In 1986, she rose to stardom following the release of her platinum-selling second album, Rapture, which included the Grammy-winning single “Sweet Love”. To date, Baker has won eight Grammy Awards and has five platinum albums and one gold album to her credit. Baker’s vocal range is contralto.
Anita Baker was born on January 26, 1958 in Toledo, Ohio. When she was two, her mother abandoned her and Baker was raised by a foster family in Detroit, Michigan.
When Baker was twelve, her foster parents died and her foster sister raised her afterwards. By the time Baker was sixteen, she began singing R&B at Detroit nightclubs. After one performance, she was discovered by bandleader David Washington, who gave her a card to audition for the funk band, Chapter 8.

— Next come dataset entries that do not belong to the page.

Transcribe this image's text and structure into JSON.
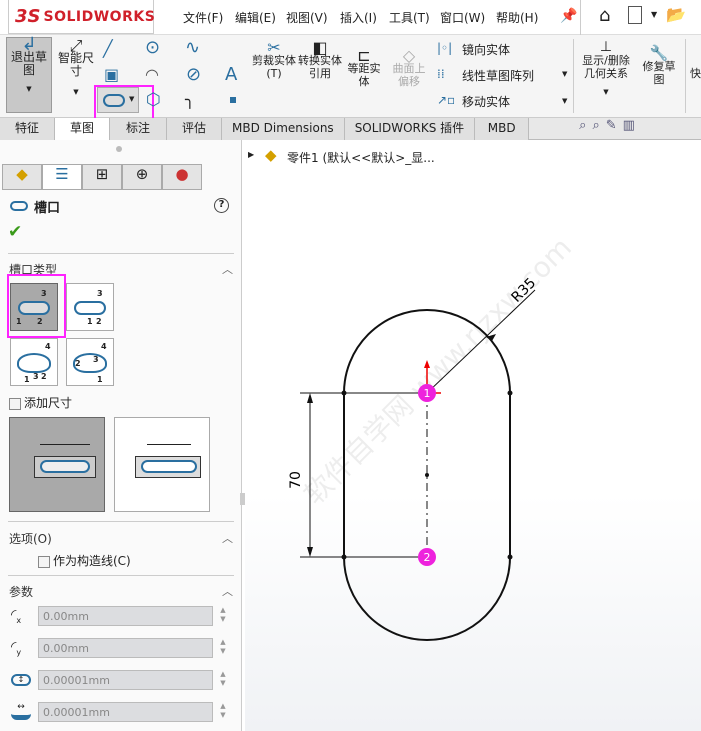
{
  "app": {
    "logo_ds": "3S",
    "logo_text": "SOLIDWORKS"
  },
  "menu": [
    "文件(F)",
    "编辑(E)",
    "视图(V)",
    "插入(I)",
    "工具(T)",
    "窗口(W)",
    "帮助(H)"
  ],
  "ribbon": {
    "exit_sketch": "退出草图",
    "smart_dim": "智能尺寸",
    "trim": "剪裁实体(T)",
    "convert": "转换实体引用",
    "offset": "等距实体",
    "surface_offset": "曲面上偏移",
    "mirror": "镜向实体",
    "linear_pattern": "线性草图阵列",
    "move": "移动实体",
    "show_relations": "显示/删除几何关系",
    "repair": "修复草图",
    "quick": "快"
  },
  "tabs": [
    "特征",
    "草图",
    "标注",
    "评估",
    "MBD Dimensions",
    "SOLIDWORKS 插件",
    "MBD"
  ],
  "tree": {
    "part": "零件1 (默认<<默认>_显..."
  },
  "panel": {
    "title": "槽口",
    "help": "?",
    "slot_type": "槽口类型",
    "slot_labels": [
      [
        "1",
        "2",
        "3"
      ],
      [
        "1",
        "2",
        "3"
      ],
      [
        "1",
        "3",
        "2",
        "4"
      ],
      [
        "2",
        "3",
        "4",
        "1"
      ]
    ],
    "add_dim": "添加尺寸",
    "options": "选项(O)",
    "construction": "作为构造线(C)",
    "params": "参数",
    "fields": [
      "0.00mm",
      "0.00mm",
      "0.00001mm",
      "0.00001mm"
    ]
  },
  "sketch": {
    "radius_dim": "R35",
    "length_dim": "70",
    "point1": "1",
    "point2": "2"
  },
  "watermark": "软件自学网 www.rjzxw.com",
  "colors": {
    "accent": "#ff22ff",
    "slot_blue": "#2a6fa0",
    "check": "#3a9a1a"
  }
}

Baker joined the group in 1975 and the group toured relentlessly until securing a deal with Ariola Records in 1979. The group’s first album, Chapter 8, was released that year and featured the singles “Ready for Your Love”, a duet between Baker and band mate Gerald Lyles, and the Baker-led “I Just Want to Be Your Girl”.
After Ariola was bought out by Arista Records in 1979, Chapter 8 was dropped by the label who were convinced that Baker, as the group’s lead singer, didn’t have “star potential”.

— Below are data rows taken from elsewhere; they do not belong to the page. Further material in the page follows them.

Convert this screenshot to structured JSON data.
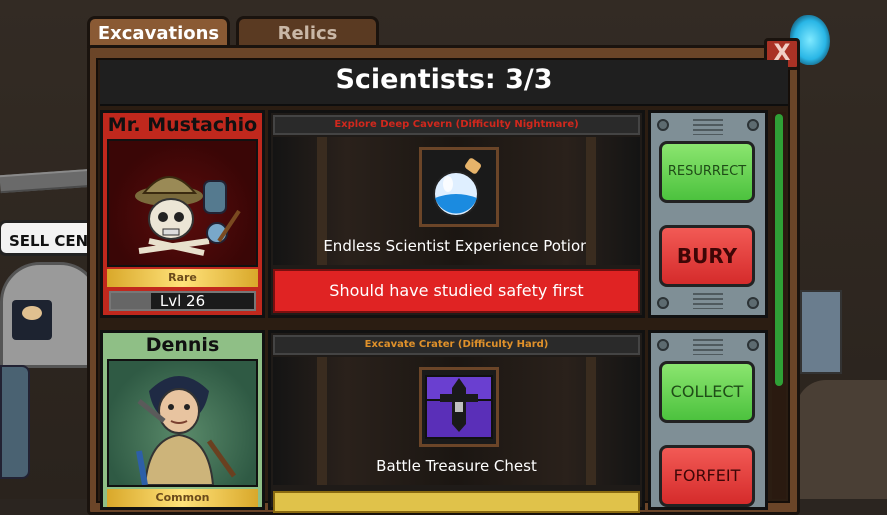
{
  "tabs": [
    {
      "label": "Excavations",
      "active": true
    },
    {
      "label": "Relics",
      "active": false
    }
  ],
  "close_label": "X",
  "header": {
    "title": "Scientists: 3/3"
  },
  "background": {
    "sell_sign": "SELL CENT"
  },
  "slots": [
    {
      "scientist": {
        "name": "Mr. Mustachio",
        "rarity": "Rare",
        "level": "Lvl 26",
        "header_color": "#c0281d",
        "portrait": "skull-explorer-portrait"
      },
      "expedition": {
        "title": "Explore Deep Cavern (Difficulty Nightmare)",
        "title_color": "#d0281d",
        "reward_item": "Endless Scientist Experience Potion",
        "reward_icon": "potion-icon",
        "status": "Should have studied safety first"
      },
      "actions": {
        "primary": {
          "label": "RESURRECT",
          "color": "green"
        },
        "secondary": {
          "label": "BURY",
          "color": "red"
        }
      }
    },
    {
      "scientist": {
        "name": "Dennis",
        "rarity": "Common",
        "level": "",
        "header_color": "#8fbf86",
        "portrait": "miner-portrait"
      },
      "expedition": {
        "title": "Excavate Crater (Difficulty Hard)",
        "title_color": "#e0912a",
        "reward_item": "Battle Treasure Chest",
        "reward_icon": "treasure-chest-icon",
        "status": ""
      },
      "actions": {
        "primary": {
          "label": "COLLECT",
          "color": "green"
        },
        "secondary": {
          "label": "FORFEIT",
          "color": "red"
        }
      }
    }
  ]
}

Baker returned to Detroit and became a waitress and a receptionist of a law firm. In 1982, Otis Smith, a former associate of Ariola, called Baker and convinced her to start a solo career under his Beverly Glen label. Baker eventually signed with the company, releasing her debut solo album, The Songstress, in 1983.
The album produced four singles: “No More Tears” and its B-side, “Will You Be Mine”, “Angel” and “You’re the Best Thing Yet”. “Angel” became Baker’s first top ten single, reaching number five on the R&B charts in late 1983. “You’re the Best Thing Yet” followed it in the R&B top 40 early the following year. Despite this early success, Baker later complained that she hadn’t received any royalties from the work. In addition, the label delayed work on Baker’s follow-up of The Songstress.
By 1984, Baker sought to leave the label after two years, but was sued by Smith for breach of contract in 1985. After months in court debating the matter, it was concluded that Baker should be allowed to record for other labels, resulting in winning the case against Smith.
Baker eventually signed with the Warner Music Group-associated label, Elektra Records, in 1985 and began working on her next album. Her Elektra contract allowed the singer to have creative control and produce her own music, something she wasn’t allowed to do at Beverly Glen.
Baker eventually picked her old Chapter 8 band mate, songwriter and producer Michael J. Powell to work with her on her first Elektra album, though label execs were initially unhappy with her choice of Powell over more established producers.